● **Data to use**
-- -- --

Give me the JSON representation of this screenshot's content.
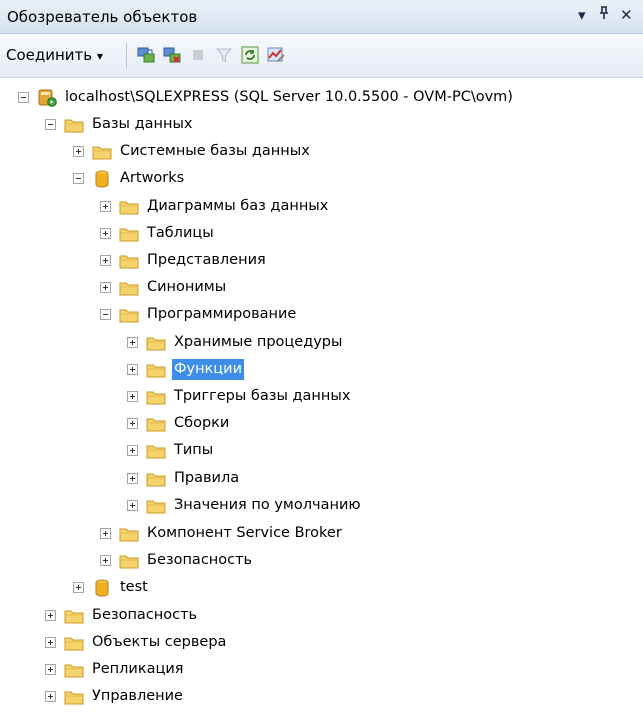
{
  "panel": {
    "title": "Обозреватель объектов",
    "dropdown_glyph": "▾",
    "pin_glyph": "ᅲ",
    "close_glyph": "✕"
  },
  "toolbar": {
    "connect_label": "Соединить",
    "connect_arrow": "▾",
    "icons": [
      "connect-object-explorer-icon",
      "disconnect-icon",
      "stop-icon",
      "filter-icon",
      "refresh-icon",
      "activity-monitor-icon"
    ]
  },
  "tree": {
    "server": "localhost\\SQLEXPRESS (SQL Server 10.0.5500 - OVM-PC\\ovm)",
    "databases": "Базы данных",
    "system_databases": "Системные базы данных",
    "db_artworks": "Artworks",
    "diagrams": "Диаграммы баз данных",
    "tables": "Таблицы",
    "views": "Представления",
    "synonyms": "Синонимы",
    "programmability": "Программирование",
    "stored_procedures": "Хранимые процедуры",
    "functions": "Функции",
    "db_triggers": "Триггеры базы данных",
    "assemblies": "Сборки",
    "types": "Типы",
    "rules": "Правила",
    "defaults": "Значения по умолчанию",
    "service_broker": "Компонент Service Broker",
    "db_security": "Безопасность",
    "db_test": "test",
    "security": "Безопасность",
    "server_objects": "Объекты сервера",
    "replication": "Репликация",
    "management": "Управление"
  },
  "colors": {
    "folder": "#f2c94c",
    "selection": "#3d8ee6",
    "database": "#f0b01e"
  }
}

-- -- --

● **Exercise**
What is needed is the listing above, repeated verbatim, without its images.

● **Your response**
Give me the JSON representation of this screenshot's content.
{
  "panel": {
    "title": "Обозреватель объектов",
    "dropdown_glyph": "▾",
    "pin_glyph": "ᅲ",
    "close_glyph": "✕"
  },
  "toolbar": {
    "connect_label": "Соединить",
    "connect_arrow": "▾",
    "icons": [
      "connect-object-explorer-icon",
      "disconnect-icon",
      "stop-icon",
      "filter-icon",
      "refresh-icon",
      "activity-monitor-icon"
    ]
  },
  "tree": {
    "server": "localhost\\SQLEXPRESS (SQL Server 10.0.5500 - OVM-PC\\ovm)",
    "databases": "Базы данных",
    "system_databases": "Системные базы данных",
    "db_artworks": "Artworks",
    "diagrams": "Диаграммы баз данных",
    "tables": "Таблицы",
    "views": "Представления",
    "synonyms": "Синонимы",
    "programmability": "Программирование",
    "stored_procedures": "Хранимые процедуры",
    "functions": "Функции",
    "db_triggers": "Триггеры базы данных",
    "assemblies": "Сборки",
    "types": "Типы",
    "rules": "Правила",
    "defaults": "Значения по умолчанию",
    "service_broker": "Компонент Service Broker",
    "db_security": "Безопасность",
    "db_test": "test",
    "security": "Безопасность",
    "server_objects": "Объекты сервера",
    "replication": "Репликация",
    "management": "Управление"
  },
  "colors": {
    "folder": "#f2c94c",
    "selection": "#3d8ee6",
    "database": "#f0b01e"
  }
}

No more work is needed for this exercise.